Alberta past 6th COVID-19 wave, health minister says

Public health indicators suggest Alberta has passed the sixth wave of COVID-19, spurred mainly by the Omicron BA.2 subvariant, Health Minister Jason Copping said Thursday.

2 more monkeypox cases identified in Alberta; total cases up to 4

Health Minister Jason Copping and Dr. Deena Hinshaw, the province's chief medical officer of health, held a news conference Thursday, providing an update about Alberta's COVID-19 and monkeypox situations. (Chris Schwarz/Government of Alberta, Jason Franson/The Canadian Press)

Public health indicators suggest Alberta has passed the sixth wave of COVID-19, spurred mainly by the Omicron BA.2 subvariant, Health Minister Jason Copping said Thursday.

Hospital and intensive care unit admissions have been declining for weeks.
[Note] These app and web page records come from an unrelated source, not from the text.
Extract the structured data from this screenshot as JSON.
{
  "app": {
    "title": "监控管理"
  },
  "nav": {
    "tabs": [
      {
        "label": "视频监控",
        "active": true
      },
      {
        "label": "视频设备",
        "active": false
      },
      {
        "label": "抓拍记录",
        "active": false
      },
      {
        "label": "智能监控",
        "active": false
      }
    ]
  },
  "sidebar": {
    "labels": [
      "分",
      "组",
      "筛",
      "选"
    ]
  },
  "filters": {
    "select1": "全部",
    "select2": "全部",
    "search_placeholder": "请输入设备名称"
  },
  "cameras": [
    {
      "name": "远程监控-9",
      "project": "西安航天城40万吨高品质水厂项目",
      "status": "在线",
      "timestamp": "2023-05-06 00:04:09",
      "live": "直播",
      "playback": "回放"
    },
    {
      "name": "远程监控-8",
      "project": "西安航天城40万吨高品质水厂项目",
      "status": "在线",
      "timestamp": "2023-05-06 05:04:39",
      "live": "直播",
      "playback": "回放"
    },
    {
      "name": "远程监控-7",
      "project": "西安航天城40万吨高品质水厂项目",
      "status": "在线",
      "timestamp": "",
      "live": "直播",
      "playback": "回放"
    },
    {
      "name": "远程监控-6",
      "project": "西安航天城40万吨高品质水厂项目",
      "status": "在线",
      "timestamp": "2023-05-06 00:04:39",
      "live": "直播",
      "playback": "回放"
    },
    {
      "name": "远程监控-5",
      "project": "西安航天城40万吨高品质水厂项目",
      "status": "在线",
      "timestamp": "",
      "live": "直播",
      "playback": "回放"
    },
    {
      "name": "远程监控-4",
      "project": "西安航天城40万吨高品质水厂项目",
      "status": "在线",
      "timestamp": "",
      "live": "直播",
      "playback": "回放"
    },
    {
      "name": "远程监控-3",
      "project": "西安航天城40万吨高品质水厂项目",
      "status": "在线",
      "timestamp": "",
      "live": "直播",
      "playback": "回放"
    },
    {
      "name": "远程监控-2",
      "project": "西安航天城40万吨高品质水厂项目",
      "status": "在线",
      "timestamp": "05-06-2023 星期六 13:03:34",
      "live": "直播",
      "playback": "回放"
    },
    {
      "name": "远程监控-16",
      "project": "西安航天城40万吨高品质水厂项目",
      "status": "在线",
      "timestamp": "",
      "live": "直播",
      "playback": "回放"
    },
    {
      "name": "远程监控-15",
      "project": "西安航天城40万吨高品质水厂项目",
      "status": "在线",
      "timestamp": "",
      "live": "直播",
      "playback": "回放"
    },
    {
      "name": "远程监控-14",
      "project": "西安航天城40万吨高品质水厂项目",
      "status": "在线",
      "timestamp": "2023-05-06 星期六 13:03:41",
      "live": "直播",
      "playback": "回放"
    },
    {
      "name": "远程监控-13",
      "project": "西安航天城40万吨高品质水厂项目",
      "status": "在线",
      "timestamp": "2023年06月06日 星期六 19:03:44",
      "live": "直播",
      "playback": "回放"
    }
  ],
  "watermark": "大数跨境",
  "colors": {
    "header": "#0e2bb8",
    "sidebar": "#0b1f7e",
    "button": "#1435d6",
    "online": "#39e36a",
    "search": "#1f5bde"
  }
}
New case counts and the seven-day PCR test-positivity rate have also been dropping.

"We are past this wave and in a period of declining transmission," Copping said during a COVID-19 update Thursday.

"Barring the arrival of any new variant or subvariant that behaves differently, we expect to see low transmission rates through the summer, especially as more activities move outside."

Public health officials identified 42 more COVID-19 deaths during the latest reporting period, May 31 to June 6.

Alberta's total COVID-19 death toll only increased to 4,567, however, because 33 previously reported deaths were deemed to be non-COVID-related.

As of Monday, 816 Albertans were in hospital due to COVID-19, including 24 in ICU.

Data shows the number of people in hospital with COVID is at the lowest level since Jan. 10; the number of  ICU patients is the lowest since Aug. 7, 2021.

The seven-day PCR test-positivity rate dropped to 15.14 per cent, the lowest since December.

More virus is expected to be circulating in the community, as few Albertans are eligible for a PCR test and the data does not include positive rapid test results.

Alberta chief medical officer of health Dr. Deena Hinshaw, who joined Thursday's news conference virtually, echoed Copping, noting the decreasing indicators and that summertime is near.

Hinshaw cautioned Albertans, however, to continue to be aware of the potential threat of COVID-19.

"Learning to live with COVID does not mean forgetting about it. COVID-19 is still present in our communities and can pose a risk to us, our loved ones, and our healthcare system if we let it," she said.

"We only need to look at our data to see that there are still cases across the province — and while fewer by the day, there are many Albertans who are seriously ill."

Hinshaw urged Albertans to get vaccinated against COVID-19 and to stay home if they develop symptoms.

2 more monkeypox cases identified: Hinshaw

Officials have confirmed two more cases of monkeypox, pushing the province's total case count to four, Hinshaw said.

Each person who contracted the virus is an adult and they are all self-isolating, she said, adding that the overall risk of getting infected is still low in Alberta.

According to Health Canada, monkeypox is a viral disease that enters the body through the eyes, nose and mouth, as well as skin-to-skin contact.

Symptoms include fever; chills; swollen lymph nodes; headache; muscle, joint and back pain; exhaustion; sores; or rash.

On May 25, the World Health Organization (WHO) issued public health advice to gay, bisexual and other men who have sex with men, encouraging them to watch for those symptoms.

Alberta Health has reached out to various community organizations about the risk of monkeypox, Hinshaw said. Based on their feedback, the province has provided them with information to send for outreach to their members.

"I want to underscore the importance of not shaming or stigmatizing any one group, and, at the same time, providing accurate information so people can make informed choices about their health," Hinshaw said.

"This specific outreach does not mean this virus can only impact one community. We are working with these organizations and sharing this current risk factor information to ensure people have accurate, timely data about the outbreak."

As of 1 p.m. MT, there were 110 cases across Canada, most of which were located in Quebec, according to the Public Health Agency of Canada's website.